Dr Seuss’ Background
Theodor Seuss Geisel was born on the 2nd March 1904 in Springfield, MA. He graduated from Dartmouth College in 1925, and proceeded on to Oxford University with the intent of acquiring a doctorate in literature. At Oxford he met Helen Palmer, who he wed in 1927. He returned from Europe in 1927, and began working for a magazine called Judge.
Inspiration and Perseverance
In 1936 on the way to a holiday in Europe, listening to the rhythm of the ship’s engines, he came up with And to Think That I Saw It on Mulberry Street, which was then promptly rejected by the first 43 publishers he showed it to. Eventually in 1937 a friend published the book for him, and it went on to at least moderate success.
Oscar Winning Writer
During WW II, Geisel joined the army and was sent to Hollywood. Captain Geisel would write for Frank Capra’s Signal Corps Unit (for which he won the Legion of Merit) and do documentaries (he won Oscars for Hitler Lives and Design for Death). He also created a cartoon called Gerald McBoing-Boing which also won him an Oscar.
The Cat in the Hat
In May of 1954, Life published a report concerning illiteracy among school children. The report said, among other things, that children were having trouble reading because their books were boring.
This inspired Geisel’s publisher, and prompted him to send Geisel a list of 400 words he felt were important, asked him to cut the list to 250 words (the publishers idea of how many words at one time a first grader could absorb), and write a book.
Nine months later, Geisel, using 220 of the words given to him published The Cat in the Hat, which went on to instant success.
In 1960 Bennett Cerf bet Geisel $50 that he couldn’t write an entire book using only fifty words. The result was Green Eggs and Ham. Cerf never paid the $50 from the bet.

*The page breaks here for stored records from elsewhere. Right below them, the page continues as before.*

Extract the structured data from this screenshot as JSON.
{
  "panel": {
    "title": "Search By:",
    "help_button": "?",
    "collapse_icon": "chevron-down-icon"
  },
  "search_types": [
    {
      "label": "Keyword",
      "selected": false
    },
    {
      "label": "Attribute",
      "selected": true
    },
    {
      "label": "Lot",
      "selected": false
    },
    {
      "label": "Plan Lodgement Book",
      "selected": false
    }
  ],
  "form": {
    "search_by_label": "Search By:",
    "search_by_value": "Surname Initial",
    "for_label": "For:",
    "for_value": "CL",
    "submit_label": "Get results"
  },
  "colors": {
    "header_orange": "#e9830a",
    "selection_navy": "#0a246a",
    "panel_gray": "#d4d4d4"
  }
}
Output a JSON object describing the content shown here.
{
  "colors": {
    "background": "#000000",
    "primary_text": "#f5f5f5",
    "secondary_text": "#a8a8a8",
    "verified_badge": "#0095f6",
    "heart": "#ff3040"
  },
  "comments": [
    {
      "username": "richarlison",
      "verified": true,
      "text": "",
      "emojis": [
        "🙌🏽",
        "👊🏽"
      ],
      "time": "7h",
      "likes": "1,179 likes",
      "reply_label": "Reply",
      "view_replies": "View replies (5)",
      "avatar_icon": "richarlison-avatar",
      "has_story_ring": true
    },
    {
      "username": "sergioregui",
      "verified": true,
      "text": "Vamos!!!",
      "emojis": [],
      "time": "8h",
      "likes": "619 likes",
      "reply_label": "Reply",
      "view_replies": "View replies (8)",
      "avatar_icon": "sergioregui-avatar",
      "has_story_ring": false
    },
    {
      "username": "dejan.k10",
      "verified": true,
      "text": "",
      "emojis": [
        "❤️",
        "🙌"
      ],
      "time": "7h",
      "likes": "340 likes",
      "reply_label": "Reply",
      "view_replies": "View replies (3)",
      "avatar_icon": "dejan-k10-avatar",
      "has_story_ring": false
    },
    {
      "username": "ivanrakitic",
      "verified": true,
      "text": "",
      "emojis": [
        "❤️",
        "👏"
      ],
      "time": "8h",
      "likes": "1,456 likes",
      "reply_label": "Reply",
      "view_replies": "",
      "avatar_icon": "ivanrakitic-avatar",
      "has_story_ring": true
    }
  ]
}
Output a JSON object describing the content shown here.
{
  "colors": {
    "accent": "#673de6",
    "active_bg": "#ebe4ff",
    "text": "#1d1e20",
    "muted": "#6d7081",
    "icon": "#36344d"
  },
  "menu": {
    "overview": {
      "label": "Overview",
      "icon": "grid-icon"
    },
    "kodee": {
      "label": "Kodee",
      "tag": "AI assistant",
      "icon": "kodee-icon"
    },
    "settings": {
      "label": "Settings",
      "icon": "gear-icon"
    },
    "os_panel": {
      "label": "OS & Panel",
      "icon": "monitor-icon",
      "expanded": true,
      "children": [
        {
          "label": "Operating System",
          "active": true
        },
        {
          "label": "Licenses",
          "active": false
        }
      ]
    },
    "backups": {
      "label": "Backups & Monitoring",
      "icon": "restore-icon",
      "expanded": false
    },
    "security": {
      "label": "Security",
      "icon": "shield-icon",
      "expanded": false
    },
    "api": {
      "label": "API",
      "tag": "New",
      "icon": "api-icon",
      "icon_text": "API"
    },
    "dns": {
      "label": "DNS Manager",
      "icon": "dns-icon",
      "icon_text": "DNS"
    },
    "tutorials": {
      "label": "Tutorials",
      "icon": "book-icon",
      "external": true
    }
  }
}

Helen Palmer Geisel died in 1967. Theodor Geisel married Audrey Stone Diamond in 1968. Theodor Seuss Geisel died 24 September 1991.
Over to you now! What’s your favourite Dr Seuss book?